There are enough real things in college to be stressed about, no one needs to be stressed over fake things.
And no one needs to be stressed by the LIES they are told in college. There is one very common, very damaging lie that affects too many students. This lie gets to students in colleges in every part of the country—if not the world.
And it’s just NOT TRUE.
It needs to be stopped.
Maybe the biggest reason it’s so hard to stop this particular lie is the authority of the people who tell it.
So, what is this lie? Who’s telling it? And what can we do to stop them?
All of these questions will be answered, but slightly out of order.
Who’s telling the lie?
Students are telling this lie to themselves. And they almost always believe it. To make sure I’m being clear: I’m not talking about one student telling this lie to another student, or a group of students. I’m talking about each individual student telling this lie to him or herself. And, sadly, being a better or smarter student may actually make them more susceptible to this lie.
College’s greatest lie.
This lie that students tell themselves is this: that they are an imposter. Many students, often the best and brightest, tell themselves that they don’t belong in college, or in law school, or wherever else they are. To be sure, this lie affects more than just students, causing unknown stress to professionals and workers of all capacities, disproportionally afflicting those who the rest of the world might see as the most successful, brilliant people.
This lie has been called “imposter syndrome” and usually refers to high-achieving individuals with an inability to internalize their accomplishments and a persistent fear as being exposed as a fraud.1 This feeling persists despite external evidence of competence, causing many to stay convinced that they are frauds no matter how much success they achieve. Imposter syndrome allows people to dismiss their own success as luck or, often, as a result of deceiving others into thinking they are smarter than they believe themselves to be.
Perhaps the worst part of this lie is that it is more prevalent among the highest of achievers.2 No matter how much they achieve, those dealing with imposter syndrome feel that they will be discovered as “the frauds they really are” any minute.
Along with the sense of being “phony” or a “fraud,” imposter syndrome can cause diligence, avoidance of confidence displays, and discounting and fearing success. Although some of these traits don’t necessarily sound bad, they are not too good. Diligence would normally be thought of as a good trait in anyone, especially in high achievers; but the diligence shown by those who feel like imposters can border on hypervigilence or obsessiveness, and is based in the fear of being “found out.”
And avoiding displays of confidence is more than just refusing to brag about abilities; it is based on a fear of rejection and rooted in thoughts that they don’t really have the abilities—you can’t be confident in luck. This dovetails with discounting success; someone who believes him or herself a fraud takes no pride in success, believing it is not deserved.

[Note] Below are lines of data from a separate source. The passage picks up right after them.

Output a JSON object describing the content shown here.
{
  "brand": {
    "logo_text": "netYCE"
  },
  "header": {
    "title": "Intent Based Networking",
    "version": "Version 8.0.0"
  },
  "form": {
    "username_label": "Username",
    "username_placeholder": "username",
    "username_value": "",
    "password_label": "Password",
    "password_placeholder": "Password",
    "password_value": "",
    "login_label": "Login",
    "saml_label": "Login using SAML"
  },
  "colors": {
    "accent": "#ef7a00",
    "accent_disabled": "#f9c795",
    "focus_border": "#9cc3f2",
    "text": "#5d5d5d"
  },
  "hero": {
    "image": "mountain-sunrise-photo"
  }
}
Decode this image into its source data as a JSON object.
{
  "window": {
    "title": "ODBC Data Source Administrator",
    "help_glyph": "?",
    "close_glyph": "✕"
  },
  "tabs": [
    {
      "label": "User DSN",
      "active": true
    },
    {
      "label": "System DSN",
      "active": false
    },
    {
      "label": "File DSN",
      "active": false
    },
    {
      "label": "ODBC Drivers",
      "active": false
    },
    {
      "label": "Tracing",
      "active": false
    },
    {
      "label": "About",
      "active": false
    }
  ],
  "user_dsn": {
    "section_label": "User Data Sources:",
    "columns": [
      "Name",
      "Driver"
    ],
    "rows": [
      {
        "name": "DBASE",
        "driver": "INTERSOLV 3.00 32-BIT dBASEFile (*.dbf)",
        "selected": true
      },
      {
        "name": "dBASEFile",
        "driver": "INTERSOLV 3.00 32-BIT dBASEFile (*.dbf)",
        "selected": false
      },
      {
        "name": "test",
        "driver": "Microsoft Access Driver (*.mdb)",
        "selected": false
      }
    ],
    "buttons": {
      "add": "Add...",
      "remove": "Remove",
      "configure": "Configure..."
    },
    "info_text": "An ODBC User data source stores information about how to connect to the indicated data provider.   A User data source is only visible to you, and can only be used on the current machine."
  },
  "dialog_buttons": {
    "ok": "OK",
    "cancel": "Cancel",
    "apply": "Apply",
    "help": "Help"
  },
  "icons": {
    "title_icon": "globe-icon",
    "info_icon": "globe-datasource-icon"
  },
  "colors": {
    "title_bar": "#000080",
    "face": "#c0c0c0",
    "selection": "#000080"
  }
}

Perhaps the most damning trait caused by the imposter syndrome is fear of success. Many fear, consciously or not, that success just brings them closer to being discovered as a fraud; so they toil in positions that are actually far beneath their true abilities and still feel like they don’t even belong there.
It is important to note that imposter syndrome is not an “all or nothing” thing; people may experience it to varying degrees. But it seems almost everyone experiences it at least a little bit during one situation or other in their lives.
How do we stop this lie?
As with many lies, one of the key ways to stop it is by talking about it, and talking about the truth. If everyone dealing with these feelings knew how many others were dealing with the same things, it would go a long way. And talking about it with people who know us can help us get a reality check—if people who really know you tell you you’re not a phony, that you really do deserve your success, and that they sometimes have these same feelings of inadequacy, it goes a long way.
I’ve heard of law school professors starting the first class for first-year students by saying something like, “Look to your left, look to your right, one of you will not be here at the end of the semester.” Ouch. Way to feed my imposter syndrome.
Luckily, this wasn’t my experience. In my first year of law school, one of my professors started the first class with something like this: “If you feel like you don’t belong here, that you’re not smart enough, and that you somehow slipped through the cracks in the admission process; and you’re just sitting there, waiting for the mistake to be discovered, waiting to be found out as a fraud… If you’re feeling that, look around the room. Everyone else is feeling the same thing. The truth is this: you do belong here; you are smart enough; you earned it.”
And that’s how we combat this lie.
By exposing it.
By answering it.
Will people still feel inadequate or like they are phonies and imposters? Sure. But if they know what these feelings are, and know that they are lies no matter how often or how deeply they are felt, they’ll get by.
1Clance, P.R.; Imes, S.A. (1978). “The imposter phenomenon in high achieving women: dynamics and therapeutic intervention.” Psychotherapy: Theory, Research and Practice 15 (3): 241-247.
2Langford, P.; Clance, P.R. (1993). “Imposter Phenomenon: Recent Research Findings Regarding Dynamics, Personality and Family Patterns and their Implications for Treatment. Psychotherapy 30 (3): 495-501.